- WORK TO BE COMPLETED: Pick out each line of the records in which the word "this" appears.

- DATA FOR PROCESSING:
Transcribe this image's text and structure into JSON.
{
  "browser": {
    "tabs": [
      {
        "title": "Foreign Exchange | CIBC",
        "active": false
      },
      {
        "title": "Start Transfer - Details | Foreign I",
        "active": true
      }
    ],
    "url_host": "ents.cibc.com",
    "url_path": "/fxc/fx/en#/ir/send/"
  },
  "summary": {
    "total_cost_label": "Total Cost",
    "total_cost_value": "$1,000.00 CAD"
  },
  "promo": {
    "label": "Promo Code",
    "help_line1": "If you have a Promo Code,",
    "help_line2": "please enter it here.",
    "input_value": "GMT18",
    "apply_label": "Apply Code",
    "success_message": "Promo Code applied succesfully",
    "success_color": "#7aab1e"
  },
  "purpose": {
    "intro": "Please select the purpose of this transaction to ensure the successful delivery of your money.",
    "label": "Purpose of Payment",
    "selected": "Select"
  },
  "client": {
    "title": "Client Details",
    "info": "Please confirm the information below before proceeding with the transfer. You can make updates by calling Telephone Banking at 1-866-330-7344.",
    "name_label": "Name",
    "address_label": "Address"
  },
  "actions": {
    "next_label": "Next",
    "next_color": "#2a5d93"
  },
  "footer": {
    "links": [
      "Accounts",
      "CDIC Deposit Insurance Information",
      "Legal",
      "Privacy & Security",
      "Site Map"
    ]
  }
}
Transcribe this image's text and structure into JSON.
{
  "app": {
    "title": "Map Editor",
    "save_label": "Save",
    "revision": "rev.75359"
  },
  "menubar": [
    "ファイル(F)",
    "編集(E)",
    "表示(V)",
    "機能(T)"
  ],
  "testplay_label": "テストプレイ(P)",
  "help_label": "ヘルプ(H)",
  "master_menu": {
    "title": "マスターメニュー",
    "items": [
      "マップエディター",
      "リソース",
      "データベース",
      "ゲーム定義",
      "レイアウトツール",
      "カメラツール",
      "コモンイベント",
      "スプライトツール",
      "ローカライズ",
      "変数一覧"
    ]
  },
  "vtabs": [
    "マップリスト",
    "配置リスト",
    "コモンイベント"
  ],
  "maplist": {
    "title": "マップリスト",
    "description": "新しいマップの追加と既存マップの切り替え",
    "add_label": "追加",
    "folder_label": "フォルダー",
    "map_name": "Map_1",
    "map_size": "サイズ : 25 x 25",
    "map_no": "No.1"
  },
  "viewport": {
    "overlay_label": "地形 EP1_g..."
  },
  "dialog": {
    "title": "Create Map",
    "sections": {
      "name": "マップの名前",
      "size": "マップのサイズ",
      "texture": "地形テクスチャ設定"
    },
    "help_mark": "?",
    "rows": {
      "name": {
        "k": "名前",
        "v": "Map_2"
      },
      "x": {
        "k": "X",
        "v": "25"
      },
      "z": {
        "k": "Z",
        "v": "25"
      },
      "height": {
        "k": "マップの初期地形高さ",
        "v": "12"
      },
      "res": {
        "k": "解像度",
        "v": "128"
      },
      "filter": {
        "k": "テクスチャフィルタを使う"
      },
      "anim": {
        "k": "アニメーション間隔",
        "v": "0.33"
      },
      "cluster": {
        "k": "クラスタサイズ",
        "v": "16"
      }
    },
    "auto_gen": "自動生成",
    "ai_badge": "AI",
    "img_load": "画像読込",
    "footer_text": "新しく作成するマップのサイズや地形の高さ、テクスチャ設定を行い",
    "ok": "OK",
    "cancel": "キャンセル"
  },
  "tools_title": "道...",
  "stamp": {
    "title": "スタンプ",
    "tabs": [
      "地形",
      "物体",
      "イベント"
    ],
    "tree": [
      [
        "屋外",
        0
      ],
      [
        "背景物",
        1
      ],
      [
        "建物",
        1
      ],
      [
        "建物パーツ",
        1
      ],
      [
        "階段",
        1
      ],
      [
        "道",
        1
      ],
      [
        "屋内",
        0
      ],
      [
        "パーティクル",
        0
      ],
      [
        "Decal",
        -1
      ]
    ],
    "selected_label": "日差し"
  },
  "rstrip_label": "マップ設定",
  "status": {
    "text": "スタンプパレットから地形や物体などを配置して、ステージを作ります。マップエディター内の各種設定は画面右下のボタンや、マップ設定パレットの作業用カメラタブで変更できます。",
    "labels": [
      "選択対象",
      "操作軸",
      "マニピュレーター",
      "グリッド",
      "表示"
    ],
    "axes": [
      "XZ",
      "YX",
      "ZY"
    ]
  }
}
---
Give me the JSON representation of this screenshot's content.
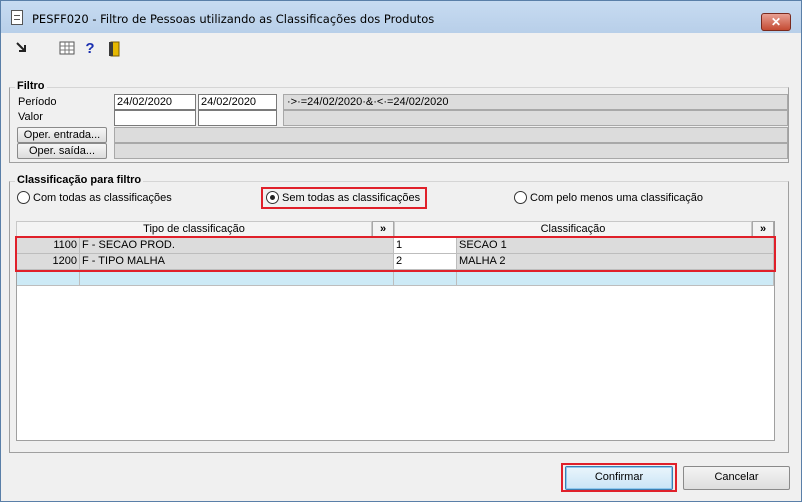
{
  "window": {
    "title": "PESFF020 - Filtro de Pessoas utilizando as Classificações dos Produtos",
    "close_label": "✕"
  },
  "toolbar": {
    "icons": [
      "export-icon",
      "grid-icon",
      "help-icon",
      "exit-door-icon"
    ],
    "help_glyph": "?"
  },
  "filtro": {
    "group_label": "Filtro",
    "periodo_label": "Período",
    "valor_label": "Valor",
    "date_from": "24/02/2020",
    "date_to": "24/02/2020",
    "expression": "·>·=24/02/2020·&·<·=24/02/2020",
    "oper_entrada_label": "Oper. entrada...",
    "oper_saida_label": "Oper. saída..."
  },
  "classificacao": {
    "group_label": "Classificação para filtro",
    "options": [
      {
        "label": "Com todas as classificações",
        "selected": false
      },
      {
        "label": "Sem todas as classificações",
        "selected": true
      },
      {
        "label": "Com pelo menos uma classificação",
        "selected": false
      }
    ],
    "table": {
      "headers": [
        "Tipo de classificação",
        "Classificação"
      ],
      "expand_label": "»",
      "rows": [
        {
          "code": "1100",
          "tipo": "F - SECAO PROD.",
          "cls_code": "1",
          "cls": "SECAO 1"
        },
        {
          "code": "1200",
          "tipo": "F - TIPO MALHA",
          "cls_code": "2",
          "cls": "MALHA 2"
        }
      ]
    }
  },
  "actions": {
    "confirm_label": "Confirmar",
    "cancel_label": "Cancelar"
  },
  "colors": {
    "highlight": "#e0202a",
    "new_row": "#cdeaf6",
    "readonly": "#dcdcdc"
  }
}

- ANSWER SPACE:
Transcribe this image's text and structure into JSON.
    "intro": "Please select the purpose of this transaction to ensure the successful delivery of your money.",
Transcribe this image's text and structure into JSON.
Give me the JSON representation of this screenshot's content.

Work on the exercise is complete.